• _To do_:
Each line of the data that includes "embeds" must be copied.

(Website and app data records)
------------

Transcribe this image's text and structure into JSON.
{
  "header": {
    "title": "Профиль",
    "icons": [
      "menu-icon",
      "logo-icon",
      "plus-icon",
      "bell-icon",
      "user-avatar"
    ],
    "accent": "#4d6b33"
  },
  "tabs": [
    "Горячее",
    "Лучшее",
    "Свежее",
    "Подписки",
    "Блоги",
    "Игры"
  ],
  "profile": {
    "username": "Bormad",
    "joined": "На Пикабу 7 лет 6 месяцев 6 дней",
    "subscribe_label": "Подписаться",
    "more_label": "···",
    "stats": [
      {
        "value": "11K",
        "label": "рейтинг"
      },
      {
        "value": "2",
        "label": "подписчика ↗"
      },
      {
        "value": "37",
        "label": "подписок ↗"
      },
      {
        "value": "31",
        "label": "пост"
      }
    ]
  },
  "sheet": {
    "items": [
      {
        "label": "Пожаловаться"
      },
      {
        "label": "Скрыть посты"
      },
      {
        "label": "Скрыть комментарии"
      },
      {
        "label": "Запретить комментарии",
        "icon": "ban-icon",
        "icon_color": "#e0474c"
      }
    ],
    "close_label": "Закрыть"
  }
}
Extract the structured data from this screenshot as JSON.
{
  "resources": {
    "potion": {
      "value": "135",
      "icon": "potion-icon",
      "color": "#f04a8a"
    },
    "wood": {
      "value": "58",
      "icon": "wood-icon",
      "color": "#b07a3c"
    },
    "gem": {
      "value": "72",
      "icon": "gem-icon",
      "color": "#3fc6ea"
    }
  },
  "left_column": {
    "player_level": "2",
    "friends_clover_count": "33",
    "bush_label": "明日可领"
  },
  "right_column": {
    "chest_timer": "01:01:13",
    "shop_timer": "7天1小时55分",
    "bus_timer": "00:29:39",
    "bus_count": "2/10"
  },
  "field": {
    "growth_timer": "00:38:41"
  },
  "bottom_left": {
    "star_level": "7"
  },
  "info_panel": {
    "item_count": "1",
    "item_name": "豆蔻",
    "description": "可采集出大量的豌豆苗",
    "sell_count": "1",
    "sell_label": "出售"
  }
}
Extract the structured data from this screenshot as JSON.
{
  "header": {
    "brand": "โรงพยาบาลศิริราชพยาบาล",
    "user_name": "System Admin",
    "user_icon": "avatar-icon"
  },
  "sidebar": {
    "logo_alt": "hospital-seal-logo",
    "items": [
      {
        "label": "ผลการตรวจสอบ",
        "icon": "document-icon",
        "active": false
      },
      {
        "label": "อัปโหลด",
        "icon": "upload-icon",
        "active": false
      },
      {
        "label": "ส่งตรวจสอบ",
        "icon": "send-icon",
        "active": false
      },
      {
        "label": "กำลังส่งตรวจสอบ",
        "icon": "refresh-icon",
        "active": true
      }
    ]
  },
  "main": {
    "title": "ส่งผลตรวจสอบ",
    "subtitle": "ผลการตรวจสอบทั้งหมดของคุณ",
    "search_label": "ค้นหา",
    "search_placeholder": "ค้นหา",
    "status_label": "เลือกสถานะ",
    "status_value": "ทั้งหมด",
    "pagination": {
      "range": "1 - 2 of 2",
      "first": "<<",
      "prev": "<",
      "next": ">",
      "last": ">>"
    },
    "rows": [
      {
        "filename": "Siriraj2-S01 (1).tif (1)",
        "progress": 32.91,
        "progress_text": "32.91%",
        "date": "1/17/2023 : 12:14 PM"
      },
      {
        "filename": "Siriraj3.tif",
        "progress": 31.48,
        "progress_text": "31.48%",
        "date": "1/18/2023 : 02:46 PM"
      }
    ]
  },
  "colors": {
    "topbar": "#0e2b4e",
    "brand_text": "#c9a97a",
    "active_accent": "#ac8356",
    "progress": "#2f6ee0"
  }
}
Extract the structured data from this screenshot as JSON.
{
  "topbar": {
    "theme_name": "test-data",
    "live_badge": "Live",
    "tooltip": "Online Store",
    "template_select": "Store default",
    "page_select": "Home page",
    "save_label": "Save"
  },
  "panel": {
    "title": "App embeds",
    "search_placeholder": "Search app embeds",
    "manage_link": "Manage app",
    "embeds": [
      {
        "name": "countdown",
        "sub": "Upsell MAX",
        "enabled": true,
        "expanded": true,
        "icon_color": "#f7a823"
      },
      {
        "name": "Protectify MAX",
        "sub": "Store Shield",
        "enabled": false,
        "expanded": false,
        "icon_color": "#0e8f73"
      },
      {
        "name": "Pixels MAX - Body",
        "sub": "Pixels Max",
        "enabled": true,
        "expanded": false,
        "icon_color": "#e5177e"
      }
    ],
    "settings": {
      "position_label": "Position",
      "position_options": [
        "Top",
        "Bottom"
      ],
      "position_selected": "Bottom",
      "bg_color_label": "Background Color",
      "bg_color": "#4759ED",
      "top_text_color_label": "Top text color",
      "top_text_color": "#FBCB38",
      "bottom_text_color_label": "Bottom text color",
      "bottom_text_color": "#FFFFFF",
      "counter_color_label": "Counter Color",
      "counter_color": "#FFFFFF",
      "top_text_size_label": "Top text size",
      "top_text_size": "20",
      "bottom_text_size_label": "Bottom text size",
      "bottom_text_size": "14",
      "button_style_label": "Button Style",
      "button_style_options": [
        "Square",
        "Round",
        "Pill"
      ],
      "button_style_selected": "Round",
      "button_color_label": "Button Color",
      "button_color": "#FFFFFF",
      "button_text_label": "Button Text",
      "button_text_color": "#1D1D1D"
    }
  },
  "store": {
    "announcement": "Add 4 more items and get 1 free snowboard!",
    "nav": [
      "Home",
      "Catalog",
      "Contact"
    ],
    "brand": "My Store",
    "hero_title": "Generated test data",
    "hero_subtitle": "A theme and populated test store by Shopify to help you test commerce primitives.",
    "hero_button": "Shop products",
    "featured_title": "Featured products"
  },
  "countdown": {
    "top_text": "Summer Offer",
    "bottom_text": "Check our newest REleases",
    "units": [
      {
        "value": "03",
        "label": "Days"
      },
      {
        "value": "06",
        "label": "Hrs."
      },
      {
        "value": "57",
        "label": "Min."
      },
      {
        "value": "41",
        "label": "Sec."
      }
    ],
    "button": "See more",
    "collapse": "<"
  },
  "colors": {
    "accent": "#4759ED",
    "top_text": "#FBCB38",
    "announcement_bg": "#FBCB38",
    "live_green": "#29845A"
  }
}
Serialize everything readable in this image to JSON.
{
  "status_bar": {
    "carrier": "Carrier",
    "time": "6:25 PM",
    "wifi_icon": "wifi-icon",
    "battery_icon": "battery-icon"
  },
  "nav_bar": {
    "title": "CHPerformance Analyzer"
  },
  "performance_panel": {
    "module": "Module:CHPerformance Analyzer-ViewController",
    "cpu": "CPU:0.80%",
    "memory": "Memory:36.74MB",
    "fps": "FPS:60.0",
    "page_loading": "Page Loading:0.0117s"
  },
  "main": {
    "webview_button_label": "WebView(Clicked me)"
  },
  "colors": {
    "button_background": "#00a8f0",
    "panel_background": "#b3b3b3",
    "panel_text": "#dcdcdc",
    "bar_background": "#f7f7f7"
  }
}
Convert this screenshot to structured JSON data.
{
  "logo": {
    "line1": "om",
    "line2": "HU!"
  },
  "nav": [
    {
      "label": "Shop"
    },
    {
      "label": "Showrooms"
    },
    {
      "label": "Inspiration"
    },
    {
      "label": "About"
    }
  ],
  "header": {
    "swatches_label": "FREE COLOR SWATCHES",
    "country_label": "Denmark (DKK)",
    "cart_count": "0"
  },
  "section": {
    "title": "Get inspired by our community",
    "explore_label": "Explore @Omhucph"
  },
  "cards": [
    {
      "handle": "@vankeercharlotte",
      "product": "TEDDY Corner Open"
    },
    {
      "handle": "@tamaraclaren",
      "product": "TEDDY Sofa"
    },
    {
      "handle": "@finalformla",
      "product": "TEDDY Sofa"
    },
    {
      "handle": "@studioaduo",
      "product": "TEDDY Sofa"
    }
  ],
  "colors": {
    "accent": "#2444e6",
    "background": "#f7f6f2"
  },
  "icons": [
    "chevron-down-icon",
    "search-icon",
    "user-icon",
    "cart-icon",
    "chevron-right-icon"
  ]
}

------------

• _Response below_:
    "title": "App embeds",
    "search_placeholder": "Search app embeds",
    "embeds": [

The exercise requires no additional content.